Each entry below needs to be copied exactly, with nothing dropped.
TASK MATERIAL START
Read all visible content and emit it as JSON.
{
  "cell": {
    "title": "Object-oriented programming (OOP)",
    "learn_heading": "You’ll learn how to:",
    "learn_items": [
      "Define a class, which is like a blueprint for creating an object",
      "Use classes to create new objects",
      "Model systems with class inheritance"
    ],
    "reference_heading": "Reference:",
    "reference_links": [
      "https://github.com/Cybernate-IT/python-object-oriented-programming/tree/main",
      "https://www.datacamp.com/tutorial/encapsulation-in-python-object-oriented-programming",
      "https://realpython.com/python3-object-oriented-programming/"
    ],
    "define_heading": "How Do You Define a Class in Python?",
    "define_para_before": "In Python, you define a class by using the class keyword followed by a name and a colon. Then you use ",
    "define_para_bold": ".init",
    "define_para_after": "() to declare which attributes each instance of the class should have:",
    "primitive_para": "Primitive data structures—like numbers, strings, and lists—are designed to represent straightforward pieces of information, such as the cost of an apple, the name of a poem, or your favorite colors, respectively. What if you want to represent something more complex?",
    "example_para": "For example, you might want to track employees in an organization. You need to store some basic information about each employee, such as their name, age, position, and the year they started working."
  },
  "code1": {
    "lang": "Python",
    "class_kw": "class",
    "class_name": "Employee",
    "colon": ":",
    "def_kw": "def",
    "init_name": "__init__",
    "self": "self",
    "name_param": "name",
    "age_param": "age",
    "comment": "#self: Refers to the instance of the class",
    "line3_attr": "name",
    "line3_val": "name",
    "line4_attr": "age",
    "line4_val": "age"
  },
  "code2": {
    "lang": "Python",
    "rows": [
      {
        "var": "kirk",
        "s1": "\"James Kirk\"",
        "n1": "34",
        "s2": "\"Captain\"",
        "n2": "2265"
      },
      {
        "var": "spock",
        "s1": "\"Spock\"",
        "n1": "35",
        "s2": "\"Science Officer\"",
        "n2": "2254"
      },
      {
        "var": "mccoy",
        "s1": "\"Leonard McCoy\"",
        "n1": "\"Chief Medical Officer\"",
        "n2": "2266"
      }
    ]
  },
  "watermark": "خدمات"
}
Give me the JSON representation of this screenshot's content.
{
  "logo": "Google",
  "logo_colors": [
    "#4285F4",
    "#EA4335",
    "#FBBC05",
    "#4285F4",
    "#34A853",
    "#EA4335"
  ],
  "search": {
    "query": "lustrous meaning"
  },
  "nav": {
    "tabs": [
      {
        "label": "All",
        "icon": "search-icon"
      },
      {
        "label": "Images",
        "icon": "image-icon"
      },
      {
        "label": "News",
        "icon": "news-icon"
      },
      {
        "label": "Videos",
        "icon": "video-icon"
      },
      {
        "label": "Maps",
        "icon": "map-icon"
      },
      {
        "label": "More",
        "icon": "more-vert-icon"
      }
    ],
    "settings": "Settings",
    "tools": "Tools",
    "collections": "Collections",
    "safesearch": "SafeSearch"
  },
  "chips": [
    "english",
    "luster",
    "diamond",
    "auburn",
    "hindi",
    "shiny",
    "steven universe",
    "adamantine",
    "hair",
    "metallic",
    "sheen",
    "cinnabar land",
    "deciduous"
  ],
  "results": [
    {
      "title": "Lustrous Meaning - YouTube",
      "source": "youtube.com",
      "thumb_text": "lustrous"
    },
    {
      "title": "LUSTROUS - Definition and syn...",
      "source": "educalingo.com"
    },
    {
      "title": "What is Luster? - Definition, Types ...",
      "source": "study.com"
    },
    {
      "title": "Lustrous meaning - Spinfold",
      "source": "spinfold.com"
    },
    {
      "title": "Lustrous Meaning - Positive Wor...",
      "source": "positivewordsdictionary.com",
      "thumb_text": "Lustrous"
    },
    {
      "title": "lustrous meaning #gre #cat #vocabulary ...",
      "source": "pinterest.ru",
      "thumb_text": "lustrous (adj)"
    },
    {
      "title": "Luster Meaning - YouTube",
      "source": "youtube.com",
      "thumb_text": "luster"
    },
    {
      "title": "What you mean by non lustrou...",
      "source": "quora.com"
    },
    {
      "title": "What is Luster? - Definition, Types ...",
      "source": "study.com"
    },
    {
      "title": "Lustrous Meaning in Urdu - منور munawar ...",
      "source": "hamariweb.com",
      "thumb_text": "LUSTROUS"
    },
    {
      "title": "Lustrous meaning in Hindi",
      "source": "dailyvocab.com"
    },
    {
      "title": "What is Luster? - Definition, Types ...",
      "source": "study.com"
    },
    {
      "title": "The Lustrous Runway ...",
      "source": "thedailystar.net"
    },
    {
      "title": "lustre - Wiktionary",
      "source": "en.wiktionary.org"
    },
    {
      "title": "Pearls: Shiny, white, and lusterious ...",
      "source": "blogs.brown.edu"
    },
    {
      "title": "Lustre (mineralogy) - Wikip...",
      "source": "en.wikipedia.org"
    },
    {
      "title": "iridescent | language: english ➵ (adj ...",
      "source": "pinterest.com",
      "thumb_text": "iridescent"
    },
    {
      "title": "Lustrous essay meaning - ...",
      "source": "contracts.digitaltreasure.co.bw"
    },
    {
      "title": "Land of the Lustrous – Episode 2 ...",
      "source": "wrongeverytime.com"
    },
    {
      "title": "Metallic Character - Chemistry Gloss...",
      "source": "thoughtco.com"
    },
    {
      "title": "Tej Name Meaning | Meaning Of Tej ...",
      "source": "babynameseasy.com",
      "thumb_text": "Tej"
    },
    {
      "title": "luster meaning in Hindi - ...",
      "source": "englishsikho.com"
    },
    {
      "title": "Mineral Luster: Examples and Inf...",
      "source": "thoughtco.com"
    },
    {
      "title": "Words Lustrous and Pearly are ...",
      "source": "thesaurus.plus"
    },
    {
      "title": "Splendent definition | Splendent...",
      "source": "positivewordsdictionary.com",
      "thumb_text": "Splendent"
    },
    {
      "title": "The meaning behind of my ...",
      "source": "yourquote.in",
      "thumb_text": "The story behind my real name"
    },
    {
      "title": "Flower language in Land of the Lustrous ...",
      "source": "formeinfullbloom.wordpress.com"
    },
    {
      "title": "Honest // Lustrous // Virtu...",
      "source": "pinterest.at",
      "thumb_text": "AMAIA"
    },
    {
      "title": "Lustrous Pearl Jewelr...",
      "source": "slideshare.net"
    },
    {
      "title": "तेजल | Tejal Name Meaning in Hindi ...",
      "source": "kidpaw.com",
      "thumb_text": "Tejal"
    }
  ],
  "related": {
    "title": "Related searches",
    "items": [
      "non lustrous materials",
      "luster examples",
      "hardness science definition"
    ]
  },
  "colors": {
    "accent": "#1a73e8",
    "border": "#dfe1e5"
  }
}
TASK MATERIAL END
RESULT >>
Read all visible content and emit it as JSON.
{
  "cell": {
    "title": "Object-oriented programming (OOP)",
    "learn_heading": "You’ll learn how to:",
    "learn_items": [
      "Define a class, which is like a blueprint for creating an object",
      "Use classes to create new objects",
      "Model systems with class inheritance"
    ],
    "reference_heading": "Reference:",
    "reference_links": [
      "https://github.com/Cybernate-IT/python-object-oriented-programming/tree/main",
      "https://www.datacamp.com/tutorial/encapsulation-in-python-object-oriented-programming",
      "https://realpython.com/python3-object-oriented-programming/"
    ],
    "define_heading": "How Do You Define a Class in Python?",
    "define_para_before": "In Python, you define a class by using the class keyword followed by a name and a colon. Then you use ",
    "define_para_bold": ".init",
    "define_para_after": "() to declare which attributes each instance of the class should have:",
    "primitive_para": "Primitive data structures—like numbers, strings, and lists—are designed to represent straightforward pieces of information, such as the cost of an apple, the name of a poem, or your favorite colors, respectively. What if you want to represent something more complex?",
    "example_para": "For example, you might want to track employees in an organization. You need to store some basic information about each employee, such as their name, age, position, and the year they started working."
  },
  "code1": {
    "lang": "Python",
    "class_kw": "class",
    "class_name": "Employee",
    "colon": ":",
    "def_kw": "def",
    "init_name": "__init__",
    "self": "self",
    "name_param": "name",
    "age_param": "age",
    "comment": "#self: Refers to the instance of the class",
    "line3_attr": "name",
    "line3_val": "name",
    "line4_attr": "age",
    "line4_val": "age"
  },
  "code2": {
    "lang": "Python",
    "rows": [
      {
        "var": "kirk",
        "s1": "\"James Kirk\"",
        "n1": "34",
        "s2": "\"Captain\"",
        "n2": "2265"
      },
      {
        "var": "spock",
        "s1": "\"Spock\"",
        "n1": "35",
        "s2": "\"Science Officer\"",
        "n2": "2254"
      },
      {
        "var": "mccoy",
        "s1": "\"Leonard McCoy\"",
        "n1": "\"Chief Medical Officer\"",
        "n2": "2266"
      }
    ]
  },
  "watermark": "خدمات"
}
Give me the JSON representation of this screenshot's content.
{
  "logo": "Google",
  "logo_colors": [
    "#4285F4",
    "#EA4335",
    "#FBBC05",
    "#4285F4",
    "#34A853",
    "#EA4335"
  ],
  "search": {
    "query": "lustrous meaning"
  },
  "nav": {
    "tabs": [
      {
        "label": "All",
        "icon": "search-icon"
      },
      {
        "label": "Images",
        "icon": "image-icon"
      },
      {
        "label": "News",
        "icon": "news-icon"
      },
      {
        "label": "Videos",
        "icon": "video-icon"
      },
      {
        "label": "Maps",
        "icon": "map-icon"
      },
      {
        "label": "More",
        "icon": "more-vert-icon"
      }
    ],
    "settings": "Settings",
    "tools": "Tools",
    "collections": "Collections",
    "safesearch": "SafeSearch"
  },
  "chips": [
    "english",
    "luster",
    "diamond",
    "auburn",
    "hindi",
    "shiny",
    "steven universe",
    "adamantine",
    "hair",
    "metallic",
    "sheen",
    "cinnabar land",
    "deciduous"
  ],
  "results": [
    {
      "title": "Lustrous Meaning - YouTube",
      "source": "youtube.com",
      "thumb_text": "lustrous"
    },
    {
      "title": "LUSTROUS - Definition and syn...",
      "source": "educalingo.com"
    },
    {
      "title": "What is Luster? - Definition, Types ...",
      "source": "study.com"
    },
    {
      "title": "Lustrous meaning - Spinfold",
      "source": "spinfold.com"
    },
    {
      "title": "Lustrous Meaning - Positive Wor...",
      "source": "positivewordsdictionary.com",
      "thumb_text": "Lustrous"
    },
    {
      "title": "lustrous meaning #gre #cat #vocabulary ...",
      "source": "pinterest.ru",
      "thumb_text": "lustrous (adj)"
    },
    {
      "title": "Luster Meaning - YouTube",
      "source": "youtube.com",
      "thumb_text": "luster"
    },
    {
      "title": "What you mean by non lustrou...",
      "source": "quora.com"
    },
    {
      "title": "What is Luster? - Definition, Types ...",
      "source": "study.com"
    },
    {
      "title": "Lustrous Meaning in Urdu - منور munawar ...",
      "source": "hamariweb.com",
      "thumb_text": "LUSTROUS"
    },
    {
      "title": "Lustrous meaning in Hindi",
      "source": "dailyvocab.com"
    },
    {
      "title": "What is Luster? - Definition, Types ...",
      "source": "study.com"
    },
    {
      "title": "The Lustrous Runway ...",
      "source": "thedailystar.net"
    },
    {
      "title": "lustre - Wiktionary",
      "source": "en.wiktionary.org"
    },
    {
      "title": "Pearls: Shiny, white, and lusterious ...",
      "source": "blogs.brown.edu"
    },
    {
      "title": "Lustre (mineralogy) - Wikip...",
      "source": "en.wikipedia.org"
    },
    {
      "title": "iridescent | language: english ➵ (adj ...",
      "source": "pinterest.com",
      "thumb_text": "iridescent"
    },
    {
      "title": "Lustrous essay meaning - ...",
      "source": "contracts.digitaltreasure.co.bw"
    },
    {
      "title": "Land of the Lustrous – Episode 2 ...",
      "source": "wrongeverytime.com"
    },
    {
      "title": "Metallic Character - Chemistry Gloss...",
      "source": "thoughtco.com"
    },
    {
      "title": "Tej Name Meaning | Meaning Of Tej ...",
      "source": "babynameseasy.com",
      "thumb_text": "Tej"
    },
    {
      "title": "luster meaning in Hindi - ...",
      "source": "englishsikho.com"
    },
    {
      "title": "Mineral Luster: Examples and Inf...",
      "source": "thoughtco.com"
    },
    {
      "title": "Words Lustrous and Pearly are ...",
      "source": "thesaurus.plus"
    },
    {
      "title": "Splendent definition | Splendent...",
      "source": "positivewordsdictionary.com",
      "thumb_text": "Splendent"
    },
    {
      "title": "The meaning behind of my ...",
      "source": "yourquote.in",
      "thumb_text": "The story behind my real name"
    },
    {
      "title": "Flower language in Land of the Lustrous ...",
      "source": "formeinfullbloom.wordpress.com"
    },
    {
      "title": "Honest // Lustrous // Virtu...",
      "source": "pinterest.at",
      "thumb_text": "AMAIA"
    },
    {
      "title": "Lustrous Pearl Jewelr...",
      "source": "slideshare.net"
    },
    {
      "title": "तेजल | Tejal Name Meaning in Hindi ...",
      "source": "kidpaw.com",
      "thumb_text": "Tejal"
    }
  ],
  "related": {
    "title": "Related searches",
    "items": [
      "non lustrous materials",
      "luster examples",
      "hardness science definition"
    ]
  },
  "colors": {
    "accent": "#1a73e8",
    "border": "#dfe1e5"
  }
}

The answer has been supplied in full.